• [INSTRUCTIONS FOR THE TASK]
Leaving out all images, write out the records that follow exactly.
PROVIDED ENTRIES below:
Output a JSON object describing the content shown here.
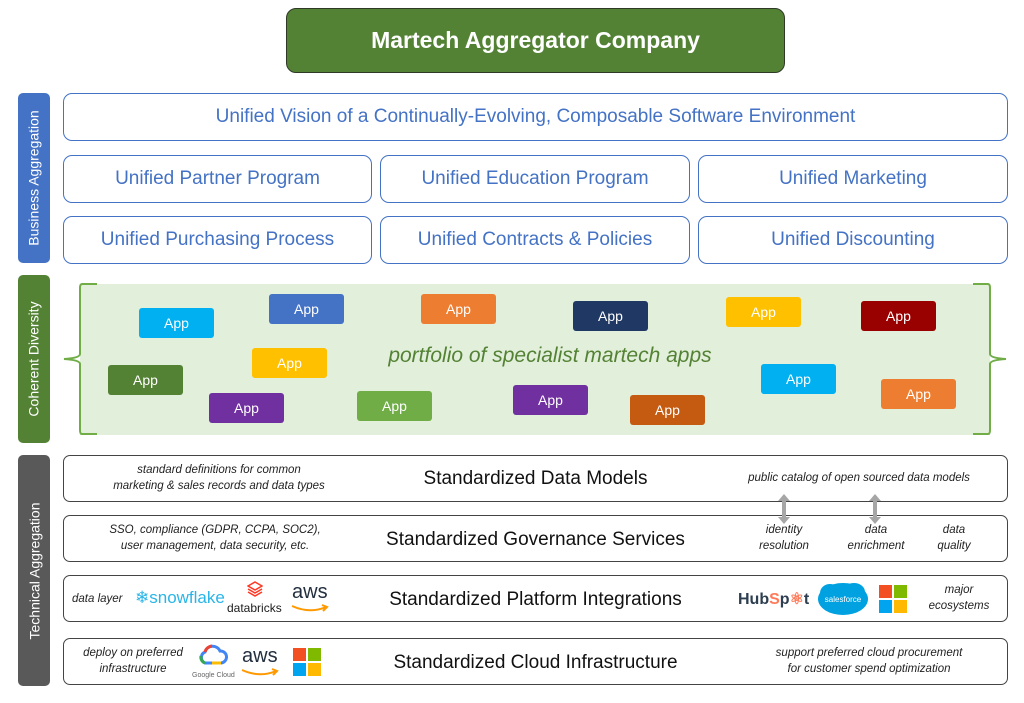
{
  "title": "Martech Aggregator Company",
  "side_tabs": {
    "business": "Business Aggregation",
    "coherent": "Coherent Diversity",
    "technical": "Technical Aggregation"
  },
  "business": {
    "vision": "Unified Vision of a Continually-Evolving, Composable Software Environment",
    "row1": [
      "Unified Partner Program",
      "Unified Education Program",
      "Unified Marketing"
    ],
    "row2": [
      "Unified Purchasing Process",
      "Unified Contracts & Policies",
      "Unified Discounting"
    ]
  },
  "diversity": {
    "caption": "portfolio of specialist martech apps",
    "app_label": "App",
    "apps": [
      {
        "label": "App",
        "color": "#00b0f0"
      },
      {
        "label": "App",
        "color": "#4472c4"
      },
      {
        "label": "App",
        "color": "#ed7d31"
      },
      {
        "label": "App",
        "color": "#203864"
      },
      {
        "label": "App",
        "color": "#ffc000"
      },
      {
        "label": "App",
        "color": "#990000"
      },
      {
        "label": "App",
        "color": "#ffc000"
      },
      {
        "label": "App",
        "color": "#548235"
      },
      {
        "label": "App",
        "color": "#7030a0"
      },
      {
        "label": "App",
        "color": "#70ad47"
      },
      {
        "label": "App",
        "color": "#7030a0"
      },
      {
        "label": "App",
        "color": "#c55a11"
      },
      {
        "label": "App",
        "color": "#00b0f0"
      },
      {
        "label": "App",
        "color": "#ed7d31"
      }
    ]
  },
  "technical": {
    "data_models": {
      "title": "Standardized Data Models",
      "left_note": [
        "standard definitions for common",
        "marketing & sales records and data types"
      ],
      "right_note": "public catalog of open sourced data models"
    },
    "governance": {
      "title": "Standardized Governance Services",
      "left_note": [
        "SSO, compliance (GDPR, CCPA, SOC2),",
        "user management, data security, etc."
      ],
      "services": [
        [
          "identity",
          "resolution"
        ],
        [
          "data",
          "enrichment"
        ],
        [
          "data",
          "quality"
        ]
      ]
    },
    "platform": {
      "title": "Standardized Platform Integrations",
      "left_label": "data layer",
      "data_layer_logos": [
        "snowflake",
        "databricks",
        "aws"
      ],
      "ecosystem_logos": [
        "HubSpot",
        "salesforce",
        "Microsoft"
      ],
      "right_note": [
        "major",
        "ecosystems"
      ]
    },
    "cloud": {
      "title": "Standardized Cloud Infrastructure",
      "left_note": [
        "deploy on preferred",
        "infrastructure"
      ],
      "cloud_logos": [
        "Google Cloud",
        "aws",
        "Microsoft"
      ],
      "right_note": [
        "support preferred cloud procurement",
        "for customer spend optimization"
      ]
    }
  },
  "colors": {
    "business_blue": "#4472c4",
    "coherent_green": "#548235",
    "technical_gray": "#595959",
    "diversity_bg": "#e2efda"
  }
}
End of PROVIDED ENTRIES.
• [SOLVED PROBLEM]
Output a JSON object describing the content shown here.
{
  "title": "Martech Aggregator Company",
  "side_tabs": {
    "business": "Business Aggregation",
    "coherent": "Coherent Diversity",
    "technical": "Technical Aggregation"
  },
  "business": {
    "vision": "Unified Vision of a Continually-Evolving, Composable Software Environment",
    "row1": [
      "Unified Partner Program",
      "Unified Education Program",
      "Unified Marketing"
    ],
    "row2": [
      "Unified Purchasing Process",
      "Unified Contracts & Policies",
      "Unified Discounting"
    ]
  },
  "diversity": {
    "caption": "portfolio of specialist martech apps",
    "app_label": "App",
    "apps": [
      {
        "label": "App",
        "color": "#00b0f0"
      },
      {
        "label": "App",
        "color": "#4472c4"
      },
      {
        "label": "App",
        "color": "#ed7d31"
      },
      {
        "label": "App",
        "color": "#203864"
      },
      {
        "label": "App",
        "color": "#ffc000"
      },
      {
        "label": "App",
        "color": "#990000"
      },
      {
        "label": "App",
        "color": "#ffc000"
      },
      {
        "label": "App",
        "color": "#548235"
      },
      {
        "label": "App",
        "color": "#7030a0"
      },
      {
        "label": "App",
        "color": "#70ad47"
      },
      {
        "label": "App",
        "color": "#7030a0"
      },
      {
        "label": "App",
        "color": "#c55a11"
      },
      {
        "label": "App",
        "color": "#00b0f0"
      },
      {
        "label": "App",
        "color": "#ed7d31"
      }
    ]
  },
  "technical": {
    "data_models": {
      "title": "Standardized Data Models",
      "left_note": [
        "standard definitions for common",
        "marketing & sales records and data types"
      ],
      "right_note": "public catalog of open sourced data models"
    },
    "governance": {
      "title": "Standardized Governance Services",
      "left_note": [
        "SSO, compliance (GDPR, CCPA, SOC2),",
        "user management, data security, etc."
      ],
      "services": [
        [
          "identity",
          "resolution"
        ],
        [
          "data",
          "enrichment"
        ],
        [
          "data",
          "quality"
        ]
      ]
    },
    "platform": {
      "title": "Standardized Platform Integrations",
      "left_label": "data layer",
      "data_layer_logos": [
        "snowflake",
        "databricks",
        "aws"
      ],
      "ecosystem_logos": [
        "HubSpot",
        "salesforce",
        "Microsoft"
      ],
      "right_note": [
        "major",
        "ecosystems"
      ]
    },
    "cloud": {
      "title": "Standardized Cloud Infrastructure",
      "left_note": [
        "deploy on preferred",
        "infrastructure"
      ],
      "cloud_logos": [
        "Google Cloud",
        "aws",
        "Microsoft"
      ],
      "right_note": [
        "support preferred cloud procurement",
        "for customer spend optimization"
      ]
    }
  },
  "colors": {
    "business_blue": "#4472c4",
    "coherent_green": "#548235",
    "technical_gray": "#595959",
    "diversity_bg": "#e2efda"
  }
}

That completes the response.